Four people have died in Australia after a gunman opened fire in multiple locations in an urban business district, an attack that has shaken a country often touted for its strong gun control laws.
The hourlong shooting happened Tuesday night in Darwin, the capital city in Australia's Northern Territory. It turned a park, bars and other locations into crime scenes.
On Wednesday, Northern Territory Police Commissioner Reece Kershaw told reporters that the suspect had used a 12-gauge pump action shotgun, a banned firearm that he said might have been stolen as far back as 1997 — when Australia was beginning a tectonic shift to stricter gun legislation.
Police said the suspect was taken into custody within an hour of the shooting. They described him as being known to law enforcement and on parole since January.
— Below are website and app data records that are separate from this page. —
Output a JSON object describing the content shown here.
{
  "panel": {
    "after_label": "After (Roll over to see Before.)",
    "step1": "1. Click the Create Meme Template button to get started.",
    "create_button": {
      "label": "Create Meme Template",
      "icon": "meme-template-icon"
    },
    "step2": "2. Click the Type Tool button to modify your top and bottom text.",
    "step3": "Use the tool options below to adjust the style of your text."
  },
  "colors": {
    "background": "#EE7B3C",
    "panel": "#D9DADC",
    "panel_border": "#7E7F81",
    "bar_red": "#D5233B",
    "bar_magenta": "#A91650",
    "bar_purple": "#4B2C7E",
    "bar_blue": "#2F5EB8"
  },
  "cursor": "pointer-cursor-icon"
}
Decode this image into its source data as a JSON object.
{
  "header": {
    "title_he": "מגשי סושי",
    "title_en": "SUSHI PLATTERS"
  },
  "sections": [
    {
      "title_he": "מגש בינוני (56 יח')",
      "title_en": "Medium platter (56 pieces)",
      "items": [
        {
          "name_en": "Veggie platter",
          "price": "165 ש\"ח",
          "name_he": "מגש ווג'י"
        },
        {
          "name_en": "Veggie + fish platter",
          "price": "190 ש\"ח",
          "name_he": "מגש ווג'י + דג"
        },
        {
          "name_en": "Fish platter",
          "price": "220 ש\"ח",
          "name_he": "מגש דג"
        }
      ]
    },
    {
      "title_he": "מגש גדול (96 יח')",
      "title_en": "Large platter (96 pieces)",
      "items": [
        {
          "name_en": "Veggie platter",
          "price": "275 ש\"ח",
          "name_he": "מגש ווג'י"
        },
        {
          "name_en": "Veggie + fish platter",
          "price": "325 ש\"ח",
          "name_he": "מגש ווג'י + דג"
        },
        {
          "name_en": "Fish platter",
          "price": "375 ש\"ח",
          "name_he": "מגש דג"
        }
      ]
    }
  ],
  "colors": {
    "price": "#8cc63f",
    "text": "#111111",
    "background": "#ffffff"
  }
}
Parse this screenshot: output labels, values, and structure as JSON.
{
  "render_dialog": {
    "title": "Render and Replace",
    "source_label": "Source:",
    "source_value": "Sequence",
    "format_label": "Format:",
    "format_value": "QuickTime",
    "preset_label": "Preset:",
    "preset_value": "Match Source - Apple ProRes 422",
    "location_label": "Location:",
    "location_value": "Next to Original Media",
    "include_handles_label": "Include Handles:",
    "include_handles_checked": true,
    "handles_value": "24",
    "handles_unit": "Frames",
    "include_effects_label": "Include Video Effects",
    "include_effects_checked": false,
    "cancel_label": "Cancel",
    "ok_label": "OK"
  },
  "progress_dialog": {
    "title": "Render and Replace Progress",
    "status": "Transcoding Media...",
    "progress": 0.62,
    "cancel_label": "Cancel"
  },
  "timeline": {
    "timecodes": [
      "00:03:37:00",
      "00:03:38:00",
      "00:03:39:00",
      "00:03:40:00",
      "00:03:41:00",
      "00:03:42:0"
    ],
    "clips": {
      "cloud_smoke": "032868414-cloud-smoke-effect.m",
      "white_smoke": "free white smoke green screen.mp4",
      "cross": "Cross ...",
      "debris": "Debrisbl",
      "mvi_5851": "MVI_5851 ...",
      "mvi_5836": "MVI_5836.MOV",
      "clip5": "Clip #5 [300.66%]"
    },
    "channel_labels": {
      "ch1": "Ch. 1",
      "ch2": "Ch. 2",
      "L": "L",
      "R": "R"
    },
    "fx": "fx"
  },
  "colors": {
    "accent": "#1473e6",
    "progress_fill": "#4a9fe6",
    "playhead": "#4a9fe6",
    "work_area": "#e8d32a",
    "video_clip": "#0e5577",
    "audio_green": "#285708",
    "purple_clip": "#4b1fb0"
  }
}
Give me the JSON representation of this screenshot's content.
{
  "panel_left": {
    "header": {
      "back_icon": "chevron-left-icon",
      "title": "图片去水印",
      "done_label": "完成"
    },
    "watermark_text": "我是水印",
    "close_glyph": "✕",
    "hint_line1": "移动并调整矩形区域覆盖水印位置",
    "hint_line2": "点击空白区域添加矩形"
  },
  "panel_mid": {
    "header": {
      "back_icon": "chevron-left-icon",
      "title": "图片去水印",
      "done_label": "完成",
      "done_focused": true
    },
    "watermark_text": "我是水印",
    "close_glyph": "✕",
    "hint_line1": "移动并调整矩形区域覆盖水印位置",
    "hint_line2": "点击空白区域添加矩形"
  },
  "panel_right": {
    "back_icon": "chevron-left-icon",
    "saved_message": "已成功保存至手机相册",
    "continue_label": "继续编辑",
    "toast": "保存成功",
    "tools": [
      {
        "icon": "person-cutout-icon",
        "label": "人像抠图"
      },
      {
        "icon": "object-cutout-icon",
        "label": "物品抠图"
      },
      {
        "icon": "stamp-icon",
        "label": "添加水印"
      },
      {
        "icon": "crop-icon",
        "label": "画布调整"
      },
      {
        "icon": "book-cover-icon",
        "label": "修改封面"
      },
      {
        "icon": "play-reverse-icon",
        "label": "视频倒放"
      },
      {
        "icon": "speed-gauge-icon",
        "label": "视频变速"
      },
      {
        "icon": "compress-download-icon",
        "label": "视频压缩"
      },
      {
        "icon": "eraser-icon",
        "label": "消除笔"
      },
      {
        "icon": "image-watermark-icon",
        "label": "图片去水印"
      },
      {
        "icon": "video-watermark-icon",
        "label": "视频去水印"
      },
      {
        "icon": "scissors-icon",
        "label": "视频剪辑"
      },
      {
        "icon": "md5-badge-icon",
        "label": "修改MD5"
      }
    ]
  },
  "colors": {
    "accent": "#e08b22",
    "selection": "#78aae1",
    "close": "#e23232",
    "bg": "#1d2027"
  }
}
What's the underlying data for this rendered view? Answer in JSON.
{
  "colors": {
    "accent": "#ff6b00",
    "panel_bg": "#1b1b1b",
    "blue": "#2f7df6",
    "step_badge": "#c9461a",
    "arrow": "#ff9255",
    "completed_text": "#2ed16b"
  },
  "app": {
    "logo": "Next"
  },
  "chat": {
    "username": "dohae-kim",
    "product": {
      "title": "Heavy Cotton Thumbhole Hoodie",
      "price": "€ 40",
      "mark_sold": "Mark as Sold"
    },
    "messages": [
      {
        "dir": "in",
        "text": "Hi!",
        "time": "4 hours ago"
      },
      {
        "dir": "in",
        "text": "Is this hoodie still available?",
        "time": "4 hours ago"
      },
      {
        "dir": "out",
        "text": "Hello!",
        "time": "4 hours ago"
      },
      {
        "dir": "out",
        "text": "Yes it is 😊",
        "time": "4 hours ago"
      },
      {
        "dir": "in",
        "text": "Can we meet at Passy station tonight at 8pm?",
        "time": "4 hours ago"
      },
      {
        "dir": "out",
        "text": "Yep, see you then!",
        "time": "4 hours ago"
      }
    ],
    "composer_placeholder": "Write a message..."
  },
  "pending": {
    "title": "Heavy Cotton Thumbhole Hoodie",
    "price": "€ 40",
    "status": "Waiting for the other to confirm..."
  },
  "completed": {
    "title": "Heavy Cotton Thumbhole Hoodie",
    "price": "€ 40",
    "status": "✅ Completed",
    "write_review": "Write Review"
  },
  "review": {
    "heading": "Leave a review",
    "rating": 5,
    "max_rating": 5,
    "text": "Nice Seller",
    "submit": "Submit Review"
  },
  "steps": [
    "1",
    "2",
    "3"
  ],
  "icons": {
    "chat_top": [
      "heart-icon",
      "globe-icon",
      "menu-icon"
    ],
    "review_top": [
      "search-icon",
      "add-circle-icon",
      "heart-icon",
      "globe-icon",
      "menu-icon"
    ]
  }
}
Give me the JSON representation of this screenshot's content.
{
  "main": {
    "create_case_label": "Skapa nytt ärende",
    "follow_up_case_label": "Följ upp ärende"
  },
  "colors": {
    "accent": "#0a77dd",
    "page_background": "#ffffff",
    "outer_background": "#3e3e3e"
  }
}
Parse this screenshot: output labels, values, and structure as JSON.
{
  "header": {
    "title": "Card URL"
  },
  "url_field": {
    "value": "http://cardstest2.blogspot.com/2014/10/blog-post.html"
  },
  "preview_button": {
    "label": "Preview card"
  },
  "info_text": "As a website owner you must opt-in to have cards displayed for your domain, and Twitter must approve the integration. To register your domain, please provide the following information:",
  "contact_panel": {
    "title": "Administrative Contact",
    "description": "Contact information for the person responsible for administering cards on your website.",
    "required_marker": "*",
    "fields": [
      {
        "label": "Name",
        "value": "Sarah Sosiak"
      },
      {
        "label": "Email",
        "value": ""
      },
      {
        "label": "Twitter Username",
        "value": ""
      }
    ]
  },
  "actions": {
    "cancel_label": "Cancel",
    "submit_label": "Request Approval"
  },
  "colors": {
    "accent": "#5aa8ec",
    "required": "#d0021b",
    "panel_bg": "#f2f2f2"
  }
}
In fact, Kershaw said the gunman had been wearing an electronic monitoring bracelet at the time of the shooting.
The police commissioner said the man contacted a police duty superintendent Tuesday night and asked to be placed into protective custody. "We do believe he may have been trying to hand himself in," Kershaw said during a news conference Tuesday night. "We're not too sure."
Marietta Martinovic, a criminology expert from Australia's RMIT University, told NPR it is a "real anomaly" for someone to commit a crime while wearing a monitoring bracelet.
"It's extremely uncommon for someone to make a decision to reoffend and not cut the bracelet," Martinovic said, as it puts them right at the scene of the crime. She said the bracelet could easily be removed using a pair of scissors.
Michael Gunner, chief minister of the Northern Territory, said his office asked the Parole Review Board for a report about what happened, according to the Australian Broadcasting Corporation. "And we have asked for everyone who is on parole and on electronic monitoring to also be reviewed," he said.
Australian media outlets identified Hassan Baydoun, a 33-year-old taxi driver, as one of the victims in the attack. He had moved from Lebanon to Australia to study at a university and had recently graduated with a masters in information technology. He was reportedly shot during a food break.
The three other people killed in the attack were men aged 52 to 75, according to ABC. A 22-year-old woman reportedly was also wounded.
Australian Prime Minister Scott Morrison called the shooting a "terrible act of violence."
Australia tightened its gun laws after a mass shooting at Port Arthur in the state of Tasmania in 1996. A 28-year-old man armed with a semi-automatic rifle killed 35 people at the popular tourist destination.
After the massacre, Australia cracked down on firearms. It bought back hundreds of thousands of weapons through a national program, banned automatic and semi-automatic weapons and required long waiting periods on gun purchases. People with unregistered firearms risk hefty fines and prison sentences. Some 57,000 illegal weapons were collected in a three-month amnesty in 2017 alone, the government said.
Tuesday's attack has been described in Australian media as one of the country's worst in decades.
"I can't imagine [Australia's] laws becoming any more restrictive," Martinovic told NPR. "I think as a nation we're pretty happy with where our gun laws are."